Hi, in the first Hobbit film Shore used the Nazgul theme from the LotR in a situation that baffled me, I was just wondering if you could provide any insight. It was when Thorin Oakenshield was walking along the horizontal tree trunk towards the white orc. To my knowledge, there were no Nazgul in the scene and Thorin does not go on to become a ringwraith, this confused me.
Hi Marika. My guess is that the Ringwraiths theme in this climactic scene foreshadows the second film’s reveal that Azog is conspiring with Sauron, who is disguised as the Necromancer. Perhaps there is a parallel being drawn between the Ringwraiths relationship to Sauron, and that of Azog to Sauron – both are in the latter’s service. And the use of a “bad guy’s” theme for this moment may suggest that Azog is in control in this assault from Thorin. (Put another way, we don’t hear the heroes’ Misty Mountain theme until the team returns to successfully fight off Azog and his band.) All this is a little abstract, to be sure. But if we are to believe in a consistency in Shore’s and the filmmaking team’s application of the themes, this is probably the most plausible explanation.
Thanks for your reply!
In the LotR the connections weren’t nearly as abstract as that, and Sauron had his own thematic material. Also, it was a triumphant moment focusing on Thorin confidantly striding down the trunk of the tree. Not a pre/post battle long distance shot for contemplative foreshadowing.
Shore was very consistent in the LotR in not only themes but how they are presented and manipulated. And I did believe in his consistency, heck that was the only reason I went to see The Hobbit, but after what I can only assume was a bout of lazy cut and pasting that threw my uni essays praising his consistency to the wind, I was sorely disapointed.
Hey. Great Website I love it.
I have a question : is there some place that i can learn these music characteristics like a theme that is Dark or Mystic or Happy. (I understand the Major Minor feelings) and are these Tonal music ? or Modal and Atonal ?
I’m a classical composer myself but in classic we don’t have these feelings or I don’t know about them.

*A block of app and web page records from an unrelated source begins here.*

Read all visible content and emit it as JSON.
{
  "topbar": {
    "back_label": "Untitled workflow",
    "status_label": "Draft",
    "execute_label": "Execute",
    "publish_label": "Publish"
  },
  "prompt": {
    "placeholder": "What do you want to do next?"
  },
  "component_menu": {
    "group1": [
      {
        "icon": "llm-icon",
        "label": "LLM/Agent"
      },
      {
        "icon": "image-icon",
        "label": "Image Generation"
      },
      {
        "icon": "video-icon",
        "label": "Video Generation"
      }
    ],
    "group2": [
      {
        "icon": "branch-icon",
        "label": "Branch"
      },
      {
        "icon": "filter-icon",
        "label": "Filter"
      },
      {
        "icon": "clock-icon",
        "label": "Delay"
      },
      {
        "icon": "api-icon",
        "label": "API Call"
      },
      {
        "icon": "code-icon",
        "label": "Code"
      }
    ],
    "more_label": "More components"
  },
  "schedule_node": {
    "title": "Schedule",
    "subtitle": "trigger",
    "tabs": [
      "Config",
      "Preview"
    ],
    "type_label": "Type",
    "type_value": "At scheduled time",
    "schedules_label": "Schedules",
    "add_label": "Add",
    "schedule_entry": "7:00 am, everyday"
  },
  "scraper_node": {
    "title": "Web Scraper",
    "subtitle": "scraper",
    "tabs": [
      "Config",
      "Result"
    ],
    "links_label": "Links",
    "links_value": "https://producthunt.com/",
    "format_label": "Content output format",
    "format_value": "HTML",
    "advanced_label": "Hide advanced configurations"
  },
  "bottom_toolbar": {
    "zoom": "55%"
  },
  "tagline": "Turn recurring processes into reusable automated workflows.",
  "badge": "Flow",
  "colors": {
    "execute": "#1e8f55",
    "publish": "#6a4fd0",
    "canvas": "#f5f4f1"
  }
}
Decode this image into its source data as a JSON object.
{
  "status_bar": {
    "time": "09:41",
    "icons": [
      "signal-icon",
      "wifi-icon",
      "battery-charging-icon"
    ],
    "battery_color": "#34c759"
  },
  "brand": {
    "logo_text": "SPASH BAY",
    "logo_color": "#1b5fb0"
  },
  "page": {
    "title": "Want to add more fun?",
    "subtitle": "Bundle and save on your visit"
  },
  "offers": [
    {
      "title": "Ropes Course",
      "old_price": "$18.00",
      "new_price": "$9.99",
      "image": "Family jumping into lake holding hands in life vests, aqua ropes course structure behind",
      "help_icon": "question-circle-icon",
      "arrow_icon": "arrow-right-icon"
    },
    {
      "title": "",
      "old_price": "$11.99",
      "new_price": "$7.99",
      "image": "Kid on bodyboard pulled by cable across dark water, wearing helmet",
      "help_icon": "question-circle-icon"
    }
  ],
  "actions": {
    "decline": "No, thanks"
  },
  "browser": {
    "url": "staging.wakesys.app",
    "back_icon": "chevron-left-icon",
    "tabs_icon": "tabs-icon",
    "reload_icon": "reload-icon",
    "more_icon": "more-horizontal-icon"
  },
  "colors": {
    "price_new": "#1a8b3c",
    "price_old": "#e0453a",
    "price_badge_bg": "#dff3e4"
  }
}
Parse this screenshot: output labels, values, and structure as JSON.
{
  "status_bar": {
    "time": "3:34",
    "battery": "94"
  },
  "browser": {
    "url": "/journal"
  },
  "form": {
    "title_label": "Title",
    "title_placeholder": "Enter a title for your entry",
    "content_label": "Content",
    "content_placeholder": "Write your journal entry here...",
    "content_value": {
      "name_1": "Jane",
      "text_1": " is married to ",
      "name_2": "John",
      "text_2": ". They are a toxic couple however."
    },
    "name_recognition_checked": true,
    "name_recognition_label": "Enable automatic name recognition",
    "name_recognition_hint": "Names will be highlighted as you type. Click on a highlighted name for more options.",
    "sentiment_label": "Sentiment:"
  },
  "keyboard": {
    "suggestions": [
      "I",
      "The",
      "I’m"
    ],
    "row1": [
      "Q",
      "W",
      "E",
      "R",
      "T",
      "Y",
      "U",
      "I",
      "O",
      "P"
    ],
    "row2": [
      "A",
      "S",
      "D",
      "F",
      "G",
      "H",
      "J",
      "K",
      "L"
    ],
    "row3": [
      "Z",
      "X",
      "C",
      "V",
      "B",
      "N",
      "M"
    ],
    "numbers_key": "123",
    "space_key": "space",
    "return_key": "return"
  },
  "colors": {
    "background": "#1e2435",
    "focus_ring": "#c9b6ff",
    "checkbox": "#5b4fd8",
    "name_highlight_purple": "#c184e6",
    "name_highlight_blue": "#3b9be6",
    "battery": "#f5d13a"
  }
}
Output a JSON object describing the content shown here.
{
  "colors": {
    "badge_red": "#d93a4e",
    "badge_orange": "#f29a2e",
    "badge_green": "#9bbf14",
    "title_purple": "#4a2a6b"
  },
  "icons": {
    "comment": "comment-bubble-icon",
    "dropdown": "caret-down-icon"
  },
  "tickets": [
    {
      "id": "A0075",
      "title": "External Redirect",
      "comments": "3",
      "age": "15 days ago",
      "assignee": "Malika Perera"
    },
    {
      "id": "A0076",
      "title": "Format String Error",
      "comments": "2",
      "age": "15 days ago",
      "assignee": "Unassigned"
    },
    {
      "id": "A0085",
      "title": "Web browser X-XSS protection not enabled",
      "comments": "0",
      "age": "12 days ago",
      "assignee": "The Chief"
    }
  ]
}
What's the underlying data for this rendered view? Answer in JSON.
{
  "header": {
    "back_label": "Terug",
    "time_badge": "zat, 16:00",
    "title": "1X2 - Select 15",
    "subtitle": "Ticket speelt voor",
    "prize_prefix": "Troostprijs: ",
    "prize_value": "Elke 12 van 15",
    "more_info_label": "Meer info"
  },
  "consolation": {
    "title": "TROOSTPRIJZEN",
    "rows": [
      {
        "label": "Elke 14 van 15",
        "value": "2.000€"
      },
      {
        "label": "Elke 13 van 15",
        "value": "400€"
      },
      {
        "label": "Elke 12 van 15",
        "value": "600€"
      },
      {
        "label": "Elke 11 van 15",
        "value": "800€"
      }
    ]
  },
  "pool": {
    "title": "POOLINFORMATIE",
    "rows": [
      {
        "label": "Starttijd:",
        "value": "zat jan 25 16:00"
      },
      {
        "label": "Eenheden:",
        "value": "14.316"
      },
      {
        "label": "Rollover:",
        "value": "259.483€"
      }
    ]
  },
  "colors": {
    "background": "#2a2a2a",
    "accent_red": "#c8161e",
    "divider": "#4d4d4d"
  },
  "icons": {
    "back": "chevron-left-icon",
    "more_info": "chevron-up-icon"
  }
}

This is Spectral and Minimal music combined and orchestrated if i’m correct.
My goal is to achieve high places in Classical and Film music but I don’t know where to read about Film music.